D.R.- What's your Patronus?
J.O.B.- An angry Velociraptor with a Wacom stylus. It figured out how to use tools, Alan!
D.R.- Why do you love/hate winter?
J.O.B.- It’s cold and dark, like my flinty, grammatically-correct but blackened heart.
D.R.- Where'd you get the idea for your services?
J.O.B.- Again, editing isn’t an inspired profession in the way that fiction writing is. I’ve been a freelance writer since 2006, which led to a full-time editing position for a magazine where I trained in editing under two senior editors, one in England and one in Australia. They came from different backgrounds (British lady was a veteran book editor and has worked in publishing for 20 years or so; Australian lady has worked in newspaper editing and layout), and so I was trained comprehensively. Editing is one of those jobs that you get into via apprenticeship, even if you study it at college. Theoretical knowledge is not as useful as practical application.
D.R.- What genres do you feel comfortable supporting?
J.O.B.- I believe that one of the features of editorial training is a good understanding of register, which is a word that refers to the ‘voice’, ‘style’ or formality of a piece of writing. Magazine articles have a register, essays have a register, every genre of fiction has a register. Any editor worth their salt must understand what the genre or subject demands of the author in terms of register, and then edit their work to bring it in line with the requirements of that genre or level of formality or whatever without obliterating their individual voice.
As an editor, I’ll work on anything except looney-bin religious or conspiracy literature, or anything containing hate speech of any kind.

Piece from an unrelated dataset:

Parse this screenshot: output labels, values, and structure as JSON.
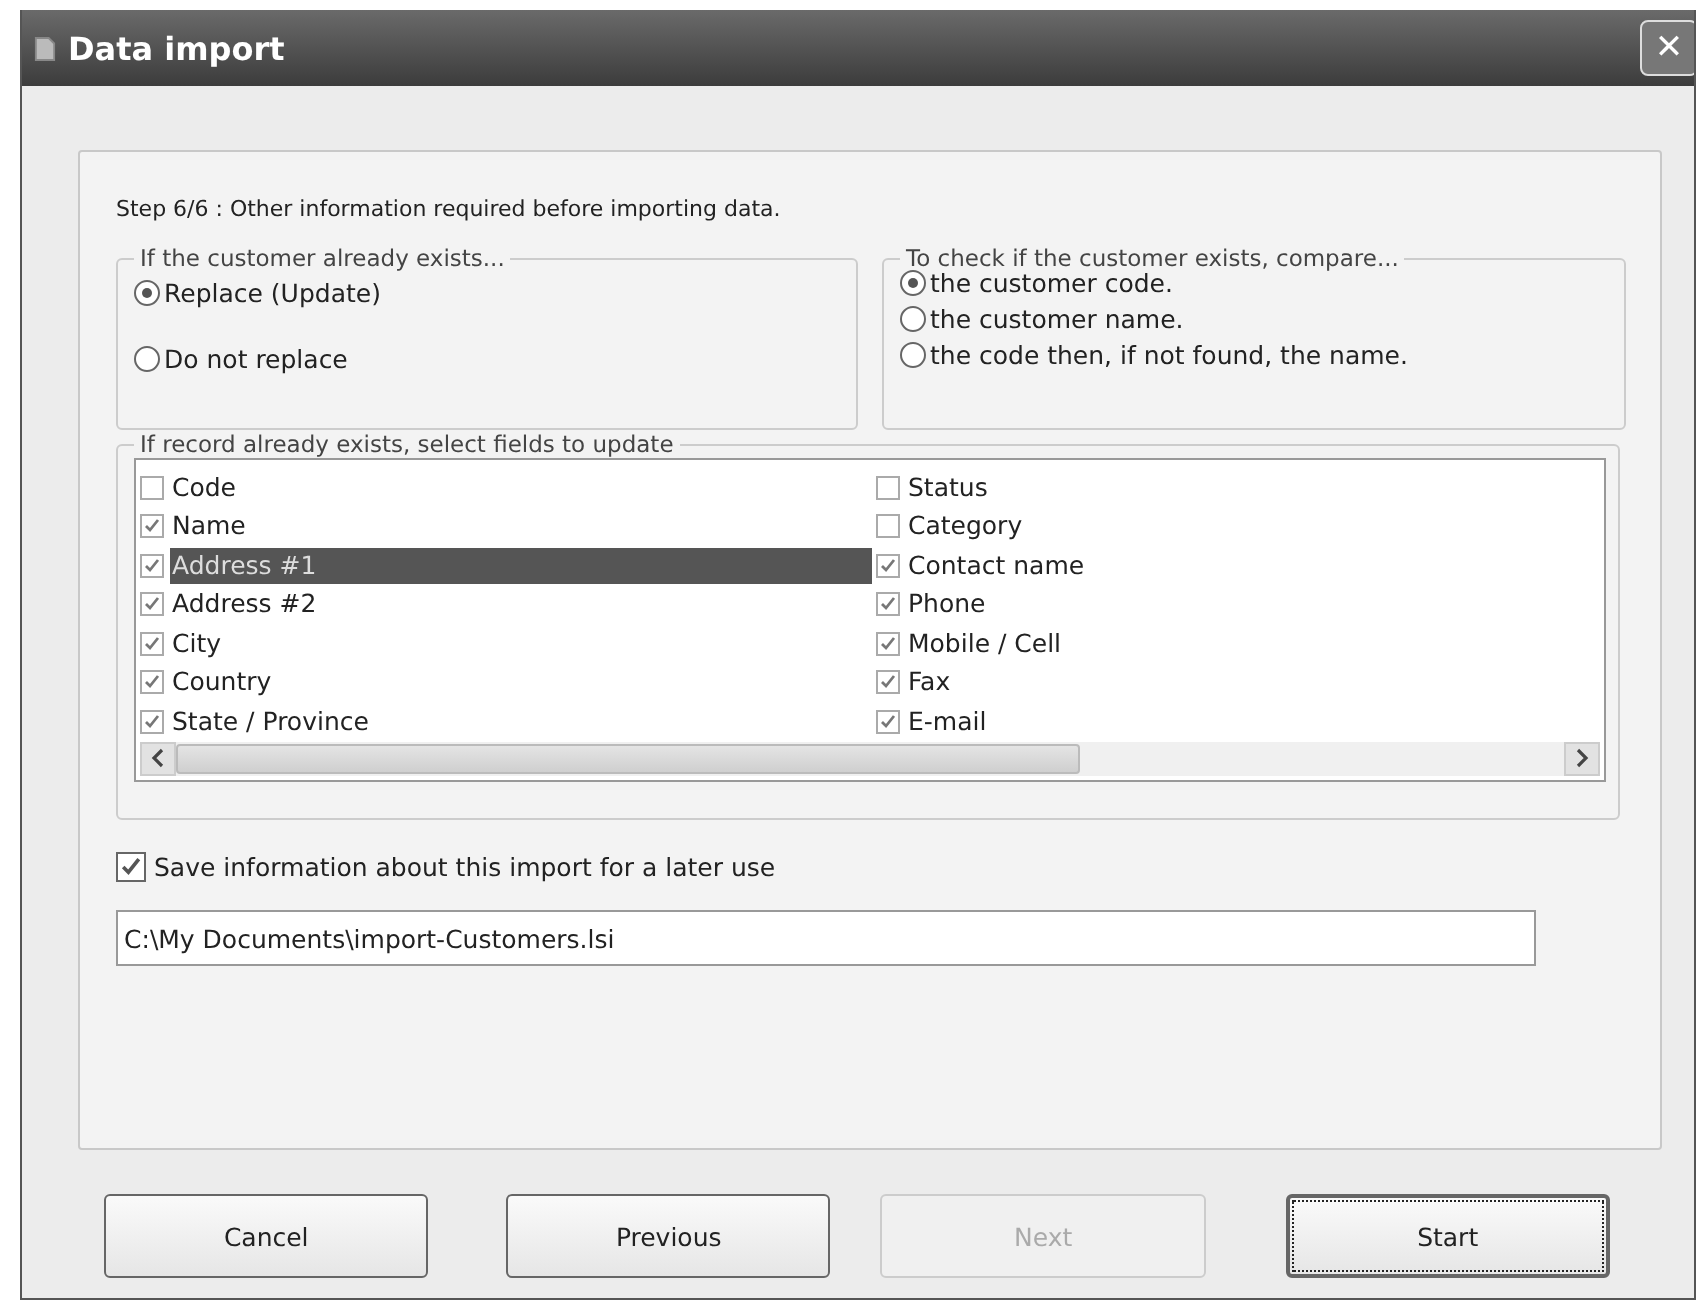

D.R.- What do you have to offer authors? Where can we find your services on the Internet?
J.O.B.- The frontline offering for authors is Fix Your Damn Book!, which is a summary of everything I learned about editing applied to fiction, and which is intended for use as a self-editing guide for people on extremely small budgets. I also take on editing projects at any stage of editing (developmental, line editing, copyediting and proofing) at middle of the market rates. Full novel projects generally cost between $400 – 650. I am happy to do a free sample edit of the first chapter of a client’s novel and a follow-up Skype consultation.
I usually take on jobs via word of mouth or direct contact via email, which is email@example.com. My blog also has a ‘Writerchat’ category where I publish my craft of writing and editing posts.
D.R.- Do you do live events? Where and when?
J.O.B.- I occasionally emerge from my lair to run video presentations and seminars about my fiction, non-fiction and editing, which are put up on Youtube. The next one will be on the 29th, where I’ll be talking about the Russian Mafia and the occult background of my novel Blood Hound. I’ll be blogging and vlogging about editing and the craft of writing all the way through NaNoWriMo.
D.R. Perry's books on Goodreads
Bearly Awake (Providence Paranormal College, #1)
ratings: 98 (avg rating 4.18)
Fangs for the Memories (Providence Paranormal College, #2)
ratings: 30 (avg rating 4.33)
Of Wolf and Peace (Providence Paranormal College, #3)
ratings: 21 (avg rating 4.33)
Dragon My Heart Around (Providence Paranormal College, #4)
ratings: 20 (avg rating 4.20)
A Change In Crime: A Supernatural Depression-Era Thriller (La Famiglia di Mostri, #1)
ratings: 14 (avg rating 4.43)